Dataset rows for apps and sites

··········

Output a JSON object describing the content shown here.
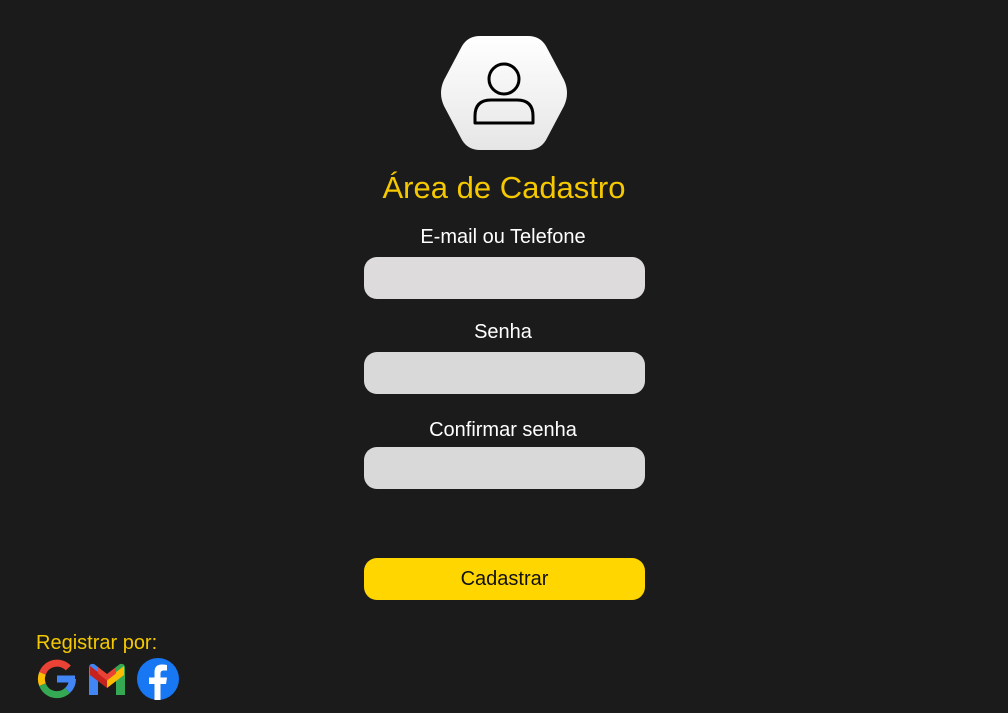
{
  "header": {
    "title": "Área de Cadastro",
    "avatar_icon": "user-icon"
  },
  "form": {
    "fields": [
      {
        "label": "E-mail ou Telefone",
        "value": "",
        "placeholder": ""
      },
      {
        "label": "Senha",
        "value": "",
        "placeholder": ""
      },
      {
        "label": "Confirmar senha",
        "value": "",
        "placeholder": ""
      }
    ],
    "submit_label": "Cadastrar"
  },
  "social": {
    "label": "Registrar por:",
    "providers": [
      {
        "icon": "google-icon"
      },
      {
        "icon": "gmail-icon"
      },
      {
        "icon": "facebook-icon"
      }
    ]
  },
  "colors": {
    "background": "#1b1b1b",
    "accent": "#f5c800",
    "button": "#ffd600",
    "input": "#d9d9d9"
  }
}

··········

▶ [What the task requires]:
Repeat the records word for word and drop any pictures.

▶ [Reply to the task]:
Output a JSON object describing the content shown here.
{
  "header": {
    "title": "Área de Cadastro",
    "avatar_icon": "user-icon"
  },
  "form": {
    "fields": [
      {
        "label": "E-mail ou Telefone",
        "value": "",
        "placeholder": ""
      },
      {
        "label": "Senha",
        "value": "",
        "placeholder": ""
      },
      {
        "label": "Confirmar senha",
        "value": "",
        "placeholder": ""
      }
    ],
    "submit_label": "Cadastrar"
  },
  "social": {
    "label": "Registrar por:",
    "providers": [
      {
        "icon": "google-icon"
      },
      {
        "icon": "gmail-icon"
      },
      {
        "icon": "facebook-icon"
      }
    ]
  },
  "colors": {
    "background": "#1b1b1b",
    "accent": "#f5c800",
    "button": "#ffd600",
    "input": "#d9d9d9"
  }
}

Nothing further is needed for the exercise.